The Hedgehog Poetry Press, 2019    £2.00

Who is in control?

Micro-pamphlets can be tricky things to write about when it comes to looking for a central theme — surely the poet just puts their best poems in. However, in Little Red Hat all four poems feature a continual questioning of power: who is actually in control?

In the title poem, ‘Complete with Little Red Hat’, we meet the ‘organ-grinder’s monkey’ ‘scouring the crowd / to the full arc of its chain’. We’re expecting the standard-issue power relationship of monkey serving organ grinder, but Lennon has sold us a dummy here. The second stanza bears repeating in full to show us by how much:

The organ grinder’s monkey
retraces its chain,
returns to the grinder’s shoulder
to pour the poison in his ear
with delicate precision,
and wind him up again.

In ‘Logan Stone, Scab, Shipwreck’, we meet a series of personae that have the appearance of control, but in reality don’t. For example, the corestone (a block of granite that has been separated from bedrock) declares itself to be a solid thing carved by ‘the scrape and drag of glacier’. But ‘at the least touch of your hand’, announces the stone, ‘I will rock’.

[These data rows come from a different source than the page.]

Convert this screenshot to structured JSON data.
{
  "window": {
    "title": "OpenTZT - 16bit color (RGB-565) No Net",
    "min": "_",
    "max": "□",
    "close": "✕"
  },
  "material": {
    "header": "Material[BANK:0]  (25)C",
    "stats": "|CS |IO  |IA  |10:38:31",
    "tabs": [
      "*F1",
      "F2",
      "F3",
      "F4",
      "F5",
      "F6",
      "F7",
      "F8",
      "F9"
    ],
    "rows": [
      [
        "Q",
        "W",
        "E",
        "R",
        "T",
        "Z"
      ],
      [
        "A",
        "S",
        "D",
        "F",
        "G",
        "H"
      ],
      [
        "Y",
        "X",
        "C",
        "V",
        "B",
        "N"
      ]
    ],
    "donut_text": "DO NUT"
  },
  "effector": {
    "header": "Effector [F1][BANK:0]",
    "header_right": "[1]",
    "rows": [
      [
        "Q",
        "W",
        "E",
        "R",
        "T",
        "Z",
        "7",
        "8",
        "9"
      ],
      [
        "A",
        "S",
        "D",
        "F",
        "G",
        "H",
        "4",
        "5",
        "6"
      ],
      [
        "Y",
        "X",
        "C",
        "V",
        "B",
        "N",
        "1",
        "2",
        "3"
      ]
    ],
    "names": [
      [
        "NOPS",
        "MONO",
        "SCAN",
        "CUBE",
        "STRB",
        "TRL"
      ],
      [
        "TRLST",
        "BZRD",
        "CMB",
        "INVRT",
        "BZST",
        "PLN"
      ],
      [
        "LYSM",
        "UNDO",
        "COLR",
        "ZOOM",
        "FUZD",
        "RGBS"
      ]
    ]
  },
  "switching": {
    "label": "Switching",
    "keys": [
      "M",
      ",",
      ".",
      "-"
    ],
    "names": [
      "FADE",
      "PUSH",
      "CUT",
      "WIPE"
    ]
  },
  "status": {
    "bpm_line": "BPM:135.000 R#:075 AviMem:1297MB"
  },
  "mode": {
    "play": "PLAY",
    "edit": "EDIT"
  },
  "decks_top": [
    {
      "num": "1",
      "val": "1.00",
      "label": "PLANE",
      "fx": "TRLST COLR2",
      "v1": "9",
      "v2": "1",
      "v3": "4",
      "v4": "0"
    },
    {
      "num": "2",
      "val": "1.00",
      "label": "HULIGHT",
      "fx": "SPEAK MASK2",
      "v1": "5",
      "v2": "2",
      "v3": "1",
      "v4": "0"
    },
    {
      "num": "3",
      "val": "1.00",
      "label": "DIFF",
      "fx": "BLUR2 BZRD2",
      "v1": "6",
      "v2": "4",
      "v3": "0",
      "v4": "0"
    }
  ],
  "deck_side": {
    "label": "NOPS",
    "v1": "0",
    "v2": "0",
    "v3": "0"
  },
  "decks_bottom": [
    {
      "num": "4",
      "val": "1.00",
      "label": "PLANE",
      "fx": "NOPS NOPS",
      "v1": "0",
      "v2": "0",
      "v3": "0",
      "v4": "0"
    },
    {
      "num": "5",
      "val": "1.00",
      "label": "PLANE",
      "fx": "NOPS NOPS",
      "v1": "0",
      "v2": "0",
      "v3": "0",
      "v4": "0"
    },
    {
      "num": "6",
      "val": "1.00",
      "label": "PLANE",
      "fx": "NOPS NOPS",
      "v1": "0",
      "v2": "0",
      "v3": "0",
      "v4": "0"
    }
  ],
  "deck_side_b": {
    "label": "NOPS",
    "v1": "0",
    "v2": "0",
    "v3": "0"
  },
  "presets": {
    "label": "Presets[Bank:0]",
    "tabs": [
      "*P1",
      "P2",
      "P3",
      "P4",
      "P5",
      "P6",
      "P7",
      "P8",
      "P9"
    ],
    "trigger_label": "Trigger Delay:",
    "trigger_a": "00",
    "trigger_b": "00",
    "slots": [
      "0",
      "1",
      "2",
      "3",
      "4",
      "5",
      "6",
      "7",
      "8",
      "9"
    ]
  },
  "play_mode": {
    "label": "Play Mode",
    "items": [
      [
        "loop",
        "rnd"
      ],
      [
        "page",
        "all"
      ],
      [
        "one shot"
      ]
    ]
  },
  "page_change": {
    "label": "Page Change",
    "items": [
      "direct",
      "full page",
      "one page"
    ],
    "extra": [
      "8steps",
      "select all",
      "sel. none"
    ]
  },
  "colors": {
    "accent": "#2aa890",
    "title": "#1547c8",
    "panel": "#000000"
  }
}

In the third poem, ‘Lava, Like Sansom’, you’d expect the lava to be laying waste to all in its path (a ‘Red power crawls down / the shoulders of the rock’). But when it meets the shore, the ocean’s words make clear who has the power now:

I will take your heat
I will shear your strength
between my waves’ blades.

However, it’s the final piece that really lands the punch.

However, it’s the final piece that really lands the punch. In ‘Dance to the Wall’, we’re given a feeling of control — at first. With an excellent reference to Ginger Rogers’ legendary dancing skill, we find ourselves dancing ‘Backwards and in heels’ / […] towards the future.’ However, by the end of the poem, while we may not be careening out of control, things have certainly changed:

Light on our feet
and clodhopper alike,
at some point
between hesitation
and chasse,
we will all
hit the wall.

Much in the same way that a very small amount of explosive can cover a lot of ground, the four poems in this micro-pamphlet have managed to have the equivalent impact.

Mat Riches